The standardized baseline survey included medical history, physical examination, 3 blood pressure measurements averaged for analyses, and serum cholesterol levels measured using the method described by Abell et al.
Study says there's no link between cholesterol and heart disease
Verification included checks with the National Death Index since its inception in Vital status of every man in the PG cohort is known. The focus here is on 69, men aged 35 through 39 years at baseline with complete data on baseline risk factors and who were free of diabetes mellitus and MI.
To assess trial eligibility, the first screening included measurements of blood pressure and serum cholesterol levels; current smoking by questionnaireincluding number of cigarettes per day; and conditions for exclusion, ie, drug treatment for diabetes mellitus and previous hospitalization for MI.
The researchers found that making minor dietary changes in this case, replacing a few regularly eaten foods with better fat-quality alternatives reduced cholesterol and could potentially reduce future risk of heart disease. Researchers raise questions Newer research questions the role cholesterol plays in the development of heart disease.

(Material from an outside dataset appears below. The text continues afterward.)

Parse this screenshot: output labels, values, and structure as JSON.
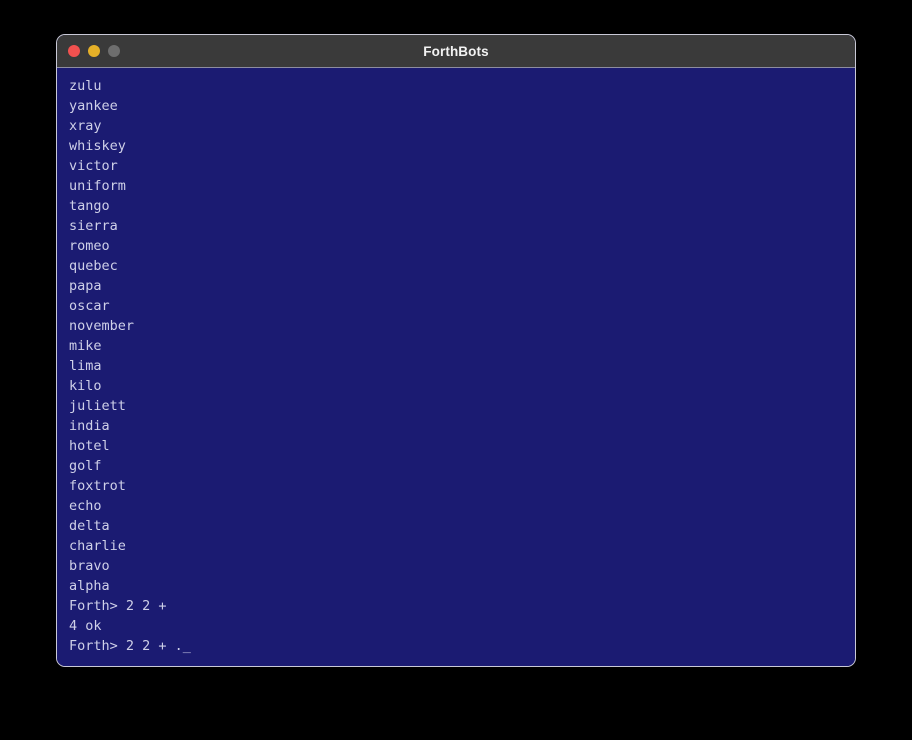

A systematic review published in found that people over 60 years old who have high LDL cholesterol live as long or longer than people with low LDL. The researchers suggest reevaluating the guidelines for heart disease prevention in older adults.
The team chose studies from only one database and only those published in English. More research on cholesterol, particularly dietary cholesterol, needs to be done. Both of these changes are associated with increased risk of heart disease, according to the American Heart Association.
Trans fats also offer no nutritional value. Partially hydrogenated oils PHOs are the main source of trans fat in our diets. Inthe U.